View all news

Zoo helps endangered African penguins

Press release issued: 25 June 2002

Media release
Zoo helps endangered African penguins

Duncan Bolton, Curator at Bristol Zoo Gardens, has just arrived back from his rescue mission in Robben Island, South Africa. For the past two weeks Duncan has been a Principal Investigator on an EarthWatch project, monitoring nesting African penguins and assessing the success of an innovative new identification tag, developed at Bristol University.

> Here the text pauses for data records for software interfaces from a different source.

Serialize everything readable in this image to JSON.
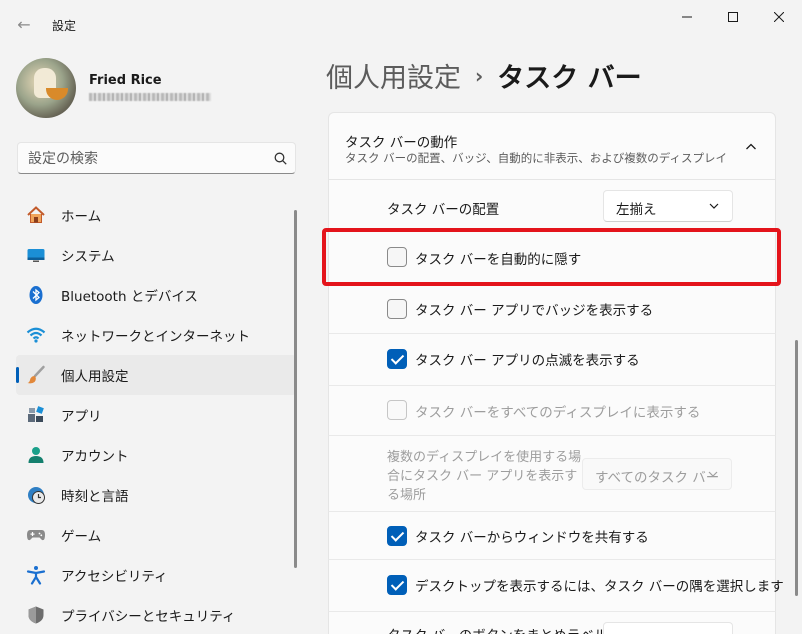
{
  "window": {
    "title": "設定",
    "back_icon": "back-arrow-icon"
  },
  "profile": {
    "name": "Fried Rice"
  },
  "search": {
    "placeholder": "設定の検索"
  },
  "nav": {
    "items": [
      {
        "label": "ホーム",
        "icon": "home-icon"
      },
      {
        "label": "システム",
        "icon": "system-icon"
      },
      {
        "label": "Bluetooth とデバイス",
        "icon": "bluetooth-icon"
      },
      {
        "label": "ネットワークとインターネット",
        "icon": "wifi-icon"
      },
      {
        "label": "個人用設定",
        "icon": "brush-icon",
        "active": true
      },
      {
        "label": "アプリ",
        "icon": "apps-icon"
      },
      {
        "label": "アカウント",
        "icon": "account-icon"
      },
      {
        "label": "時刻と言語",
        "icon": "clock-globe-icon"
      },
      {
        "label": "ゲーム",
        "icon": "gamepad-icon"
      },
      {
        "label": "アクセシビリティ",
        "icon": "accessibility-icon"
      },
      {
        "label": "プライバシーとセキュリティ",
        "icon": "shield-icon"
      }
    ]
  },
  "header": {
    "breadcrumb_parent": "個人用設定",
    "breadcrumb_separator": "›",
    "breadcrumb_current": "タスク バー"
  },
  "behaviors": {
    "title": "タスク バーの動作",
    "subtitle": "タスク バーの配置、バッジ、自動的に非表示、および複数のディスプレイ",
    "alignment_label": "タスク バーの配置",
    "alignment_value": "左揃え",
    "auto_hide_label": "タスク バーを自動的に隠す",
    "auto_hide_checked": false,
    "badges_label": "タスク バー アプリでバッジを表示する",
    "badges_checked": false,
    "flashing_label": "タスク バー アプリの点滅を表示する",
    "flashing_checked": true,
    "all_displays_label": "タスク バーをすべてのディスプレイに表示する",
    "all_displays_checked": false,
    "multi_display_label_line1": "複数のディスプレイを使用する場",
    "multi_display_label_line2": "合にタスク バー アプリを表示す",
    "multi_display_label_line3": "る場所",
    "multi_display_value": "すべてのタスク バー",
    "share_window_label": "タスク バーからウィンドウを共有する",
    "share_window_checked": true,
    "show_desktop_label": "デスクトップを表示するには、タスク バーの隅を選択します",
    "show_desktop_checked": true,
    "combine_buttons_label_partial": "タスク バーのボタンをまとめラベルを"
  },
  "colors": {
    "accent": "#005fb8",
    "highlight": "#e4141b"
  }
}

In June 2000, a shipwreck off the coast of South Africa resulted in an oil spill between Robben and Dassen Islands. Over 19,000 oiled penguins were collected, washed, examined by vets, medicated, tagged, and their health monitored constantly by volunteers working for the charity SANCCOB (Southern African Foundation for the Conservation of Coastal Birds). A further 20,000 birds were evacuated to prevent them from spreading oil. An estimated 40% of the wild population of this threatened species were at risk from this single oil spill.

Oil spills are not the only threat to African penguins; other risks include modern fisheries, pollution, and fur seals that chase penguins from their breeding ground. Biologists need to be able to identify individual birds to check that the rehabilitated birds are breeding successfully. The EarthWatch volunteers and scientists monitor the success of the breeding birds using an innovative new plastic tag, designed by Dr Peter Barham from the University of Bristol, which are fitted to the bird's wings. These new tags are being tested by comparing the breeding success of the penguins with the new bands, against those with the old steel bands, and birds without bands.

Duncan Bolton, General Curator at Bristol Zoo Gardens said 'Traditionally penguin biologists have relied on steel bands to identify the birds, however these can damage the feathers of the birds, reducing their protection from the cold waters and increase the hydrodynamic drag which the birds must face whilst hunting for food. If the plastic tags prove successful they will be used with many species of penguins, aiding in the conservation of these most charismatic creatures. South African penguins are extremely vulnerable to man-induced disasters and it is crucial to track the survival of rehabilitated and evacuated penguins, ensuring that the rehabilitation work and other conservation initiatives such as fisheries control are effective.'

During 'P….P….Protect a Penguin' week, that runs from Saturday 22 to Sunday 30 June, Bristol Zoo Gardens will be supporting and raising awareness of SANCCOB's work in South Africa and the dangers that still face the surviving penguins. Dr Peter Barham will also be presenting an illustrated talk on Wednesday 26 June, 7.30 pm at Bristol Zoo Gardens.

Back to archive

Copyright: 2001 The University of Bristol, UK
Updated: Tuesday, 25-Jun-2002 10:21:25 BST

Edit this page